Stack Overflow is a community of 4.7 million programmers, just like you, helping each other.

Join them; it only takes a minute:

Sign up
Join the Stack Overflow community to:
  1. Ask programming questions
  2. Answer and help your peers
  3. Get recognized for your expertise

This is in reference to a previous question of mine which was already answered:

http://stackoverflow.com/questions/2159628/c-using-a-select-call-when-i-am-reading-how-do-i-keep-track-of-the-data

My protocol actually sends how much data it is about send initially before it sends any other data. But yesterday, when testing out this code of mine using a browser, I had this one question:

A lot of people suggested that I check for message length but take the scenario of a browser. The browser's HTTP Request does not have a size when it is first sent to the server. Now, assuming that I used a 256 byte buffer, how am I supposed to manage the data structure of this client if I keep receiving partial headers between each multiplexing action? Keep using realloc as I keep getting more data and then when I encounter a termination sequence ('\r\n'), assume that all data has been received?

What I mean is, have something like this:

typedef struct {
   int fd;
   char *data;
} CLIENT;

And then keep using realloc on data? I was told to allocate a buffer size of the max protocol header but is that the only approach?
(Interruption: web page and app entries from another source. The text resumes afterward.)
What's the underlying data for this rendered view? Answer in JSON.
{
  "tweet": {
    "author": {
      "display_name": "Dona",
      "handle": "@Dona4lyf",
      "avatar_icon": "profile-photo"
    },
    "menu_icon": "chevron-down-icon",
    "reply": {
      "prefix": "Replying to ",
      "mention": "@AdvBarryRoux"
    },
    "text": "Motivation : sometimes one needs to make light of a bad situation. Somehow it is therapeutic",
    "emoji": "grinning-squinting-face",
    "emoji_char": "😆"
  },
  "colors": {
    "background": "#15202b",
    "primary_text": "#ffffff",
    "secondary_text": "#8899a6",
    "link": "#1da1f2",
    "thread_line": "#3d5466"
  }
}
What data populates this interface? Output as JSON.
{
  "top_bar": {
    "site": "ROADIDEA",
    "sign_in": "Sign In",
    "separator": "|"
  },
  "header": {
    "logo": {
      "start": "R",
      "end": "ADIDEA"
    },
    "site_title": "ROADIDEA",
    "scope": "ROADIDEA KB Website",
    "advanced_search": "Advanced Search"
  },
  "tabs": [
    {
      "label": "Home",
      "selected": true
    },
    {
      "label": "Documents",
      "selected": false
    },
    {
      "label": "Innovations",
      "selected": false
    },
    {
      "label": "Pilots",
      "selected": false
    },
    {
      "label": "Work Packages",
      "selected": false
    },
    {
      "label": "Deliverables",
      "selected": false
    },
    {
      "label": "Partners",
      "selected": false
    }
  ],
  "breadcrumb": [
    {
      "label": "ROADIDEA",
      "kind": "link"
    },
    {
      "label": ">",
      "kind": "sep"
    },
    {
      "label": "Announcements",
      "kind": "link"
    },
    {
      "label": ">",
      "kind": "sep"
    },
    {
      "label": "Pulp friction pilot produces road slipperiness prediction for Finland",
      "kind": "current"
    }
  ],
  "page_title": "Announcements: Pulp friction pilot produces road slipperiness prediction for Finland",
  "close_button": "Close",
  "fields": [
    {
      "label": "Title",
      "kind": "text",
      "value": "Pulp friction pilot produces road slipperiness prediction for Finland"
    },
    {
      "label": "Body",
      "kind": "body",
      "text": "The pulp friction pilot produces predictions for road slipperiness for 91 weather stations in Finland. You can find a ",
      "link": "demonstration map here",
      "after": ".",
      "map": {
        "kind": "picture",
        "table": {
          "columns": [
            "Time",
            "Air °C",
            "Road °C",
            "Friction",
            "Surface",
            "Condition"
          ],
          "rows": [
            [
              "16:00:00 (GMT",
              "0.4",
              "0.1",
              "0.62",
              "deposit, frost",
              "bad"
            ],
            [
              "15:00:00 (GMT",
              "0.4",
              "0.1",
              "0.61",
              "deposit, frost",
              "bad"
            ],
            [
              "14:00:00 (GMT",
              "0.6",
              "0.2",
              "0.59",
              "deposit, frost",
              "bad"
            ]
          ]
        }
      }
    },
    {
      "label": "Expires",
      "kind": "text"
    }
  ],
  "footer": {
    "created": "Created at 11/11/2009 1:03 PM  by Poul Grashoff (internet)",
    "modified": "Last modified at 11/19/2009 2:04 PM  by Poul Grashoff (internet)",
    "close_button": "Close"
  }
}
share|improve this question

reallocing the buffer in sizes is fine. I'd pick a bit larger buffer than 256 - 1024 atleast or 4096. Allocating a max buffer size of a protocol like HTTP is not really feasible. You could also build an abstraction on top of your buffer that are able to read lines - much like fgets does on a FILE*

Keep in mind that reading a chunk might read the last part of the HTTP headers and a piece of the HTTP body if there's any , so you need to make sure you slice the buffer properly as you likely want to seperate the header from the body. You'll also have to look for the Content-Length: header, parse that, so you know how long the body will be.

share|improve this answer
    
My only problem with large buffer is that it is difficult to define "large". If my server supports a PUT request as well, then without a proper logic in place, I still have to read face a complicated situation. – Legend Jan 30 '10 at 23:21

Your Answer

 
discard

By posting your answer, you agree to the privacy policy and terms of service.

Not the answer you're looking for? Browse other questions tagged or ask your own question.